- Acknowledging the changing utility landscape, Pennsylvania regulators have launched a proceeding to consider broad changes to distribution rate structures that might move away from one-size fits all solutions.
- The Pennsylvania Public Utility Commission on Friday issued a proposed policy statement that invites utilities to "explore alternative ratemaking methodologies" in distribution base rate cases.
- State regulators have undertaken a handful of electric policy initiatives so far this year. The PUC launched a study of utility billing practices in January, and in March regulators proposed new rules governing third party electric vehicle charging.
Pretty much everything else in the utility sector is changing — why not rate designs?
On a motion by PUC Vice Chairman Andrew Place, the commission asked utilities to consider a broad range of concepts, including performance-based incentives, various levels of decoupling, and variations of demand-based and time-of-use pricing options, such as critical peak pricing.
“Given the evolution of energy markets, I believe it is vital to also evolve approaches to rate design that particularly address energy efficiency trends, as well as increasing demand for electric vehicles, distributed energy resources, such as solar and combined heat and power, and microgrids,” Place said in a statement.
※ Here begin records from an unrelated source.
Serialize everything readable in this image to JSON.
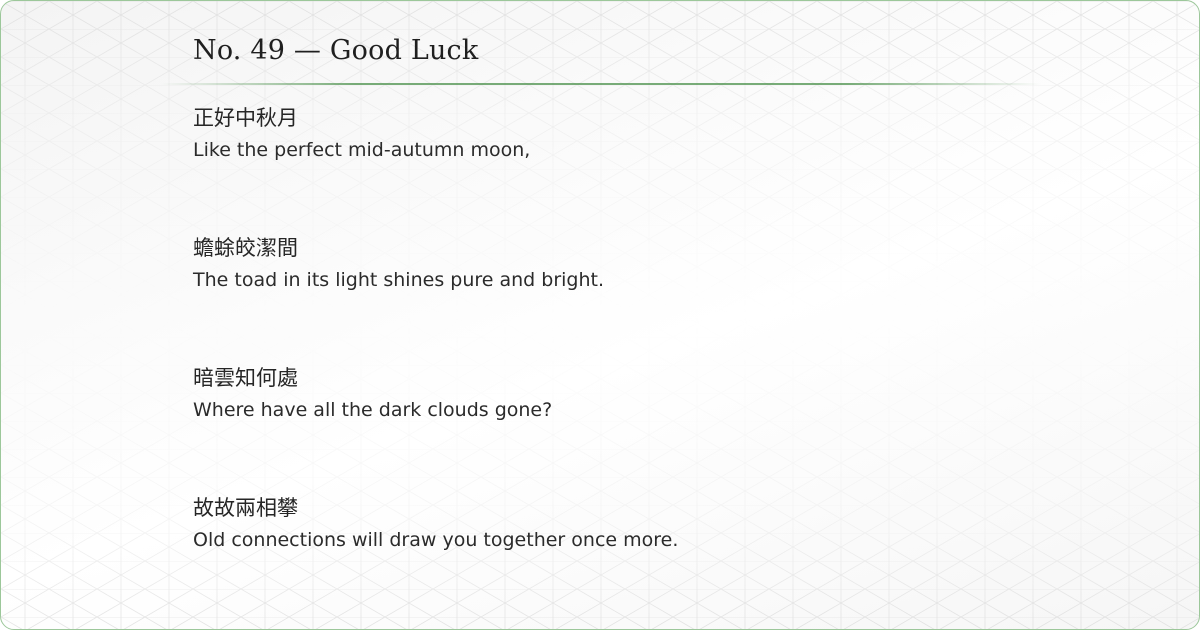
{
  "card": {
    "title": "No. 49 — Good Luck",
    "accent_color": "#4c914c",
    "border_color": "#9cc79a"
  },
  "verses": [
    {
      "chinese": "正好中秋月",
      "english": "Like the perfect mid-autumn moon,"
    },
    {
      "chinese": "蟾蜍皎潔間",
      "english": "The toad in its light shines pure and bright."
    },
    {
      "chinese": "暗雲知何處",
      "english": "Where have all the dark clouds gone?"
    },
    {
      "chinese": "故故兩相攀",
      "english": "Old connections will draw you together once more."
    }
  ]
}
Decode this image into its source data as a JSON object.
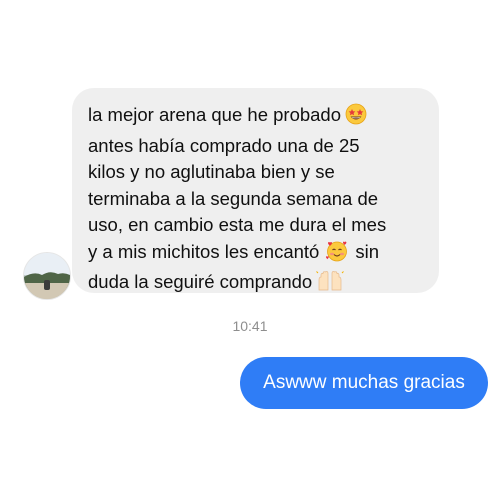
{
  "conversation": {
    "incoming_message": {
      "lines": [
        "la mejor arena que he probado",
        "antes había comprado una de 25",
        "kilos y no aglutinaba bien y se",
        "terminaba a la segunda semana de",
        "uso, en cambio esta me dura el mes",
        "y a mis michitos les encantó",
        "sin",
        "duda la seguiré comprando"
      ],
      "emojis": [
        "star-struck-emoji",
        "smiling-face-with-hearts-emoji",
        "raising-hands-emoji"
      ]
    },
    "timestamp": "10:41",
    "outgoing_message": {
      "text": "Aswww muchas gracias"
    }
  },
  "colors": {
    "incoming_bubble": "#efefef",
    "outgoing_bubble": "#2f7df6",
    "timestamp_text": "#8e8e8e"
  }
}
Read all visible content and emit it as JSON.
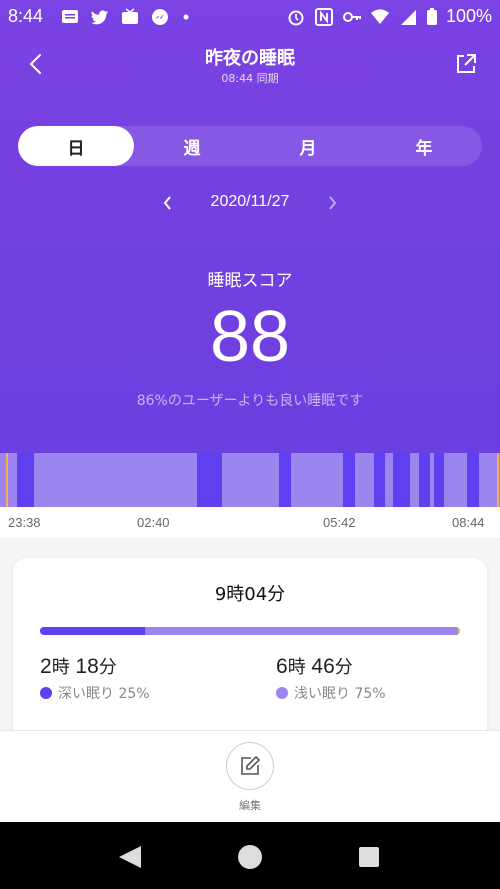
{
  "status_bar": {
    "time": "8:44",
    "battery": "100%",
    "left_icons": [
      "message-icon",
      "twitter-icon",
      "tv-icon",
      "messenger-icon",
      "dot-icon"
    ],
    "right_icons": [
      "alarm-icon",
      "nfc-icon",
      "key-icon",
      "wifi-icon",
      "signal-icon",
      "battery-icon"
    ]
  },
  "header": {
    "title": "昨夜の睡眠",
    "subtitle": "08:44 同期"
  },
  "tabs": [
    {
      "label": "日",
      "active": true
    },
    {
      "label": "週",
      "active": false
    },
    {
      "label": "月",
      "active": false
    },
    {
      "label": "年",
      "active": false
    }
  ],
  "date_nav": {
    "date": "2020/11/27"
  },
  "score": {
    "label": "睡眠スコア",
    "value": "88",
    "description": "86%のユーザーよりも良い睡眠です"
  },
  "timeline": {
    "ticks": [
      "23:38",
      "02:40",
      "05:42",
      "08:44"
    ],
    "deep_color": "#5f3ff0",
    "light_color": "#9c85ee",
    "marker_color": "#f5b14a"
  },
  "summary": {
    "total": "9時04分",
    "deep_fraction": 0.25,
    "deep": {
      "hours": "2",
      "h_unit": "時",
      "minutes": "18",
      "m_unit": "分",
      "label": "深い眠り 25%"
    },
    "light": {
      "hours": "6",
      "h_unit": "時",
      "minutes": "46",
      "m_unit": "分",
      "label": "浅い眠り 75%"
    }
  },
  "actions": {
    "edit_label": "編集"
  },
  "colors": {
    "accent": "#7440e0",
    "deep": "#5f3ff0",
    "light": "#9c85ee"
  }
}
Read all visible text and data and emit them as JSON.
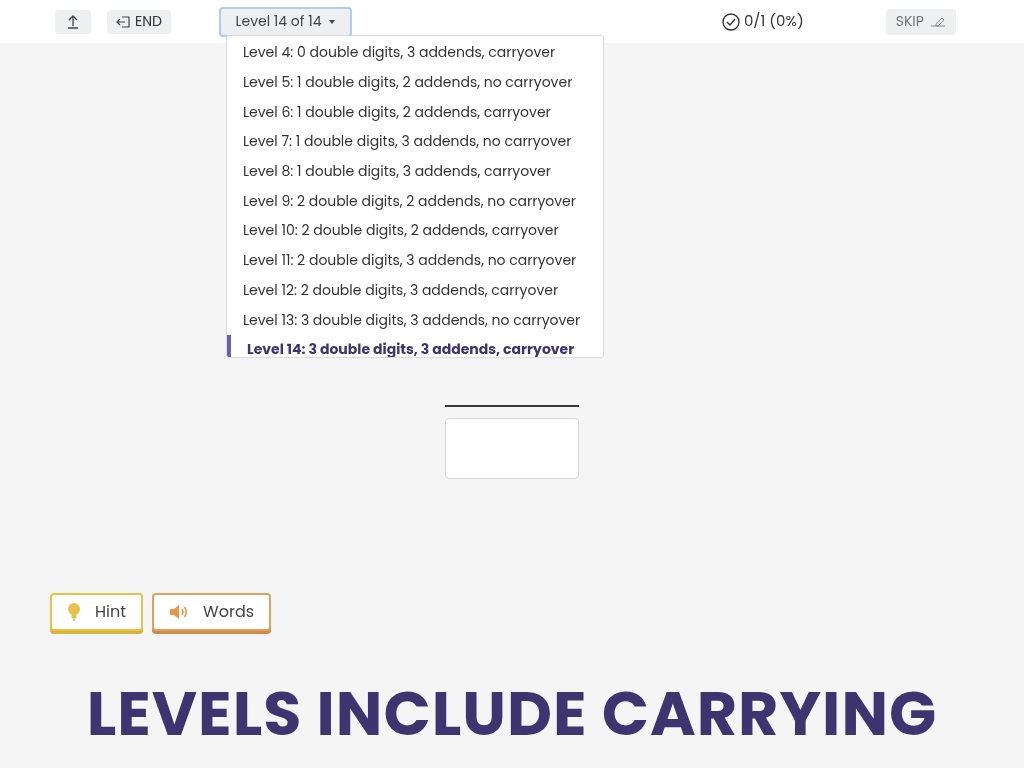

The next generation of rate designs should "anticipate and support" utility technological and economic efficiencies, he said, "while minimizing long term rates for customers.”
The commission will hold a 60-day comment period.
Regulators say utilities can look to new technologies in developing new rate structures, such as advanced metering, advanced grid monitoring, energy efficiency, demand response and smart thermostats.
In addition to new rate designs, the commission is looking at several changes representative of the evolving utility sector. New rules governing third party electric vehicle charging are meant to bring certainty and clarity to the new industry.
The PUC's draft policy clarifies that third-party electric vehicle charging is not considered resale/redistribution, and directs electric distribution companies to add EV charging tariff provisions.
PUC Chairman Gladys Brown, in a statement supporting Place's exploratory ratemaking initiative, noted the utility landscape "is evolving rapidly, none more rapidly than the electricity industry." She expressed interest in rates that can help to increase distribution system capacity utilization and insulate customers from rate increases.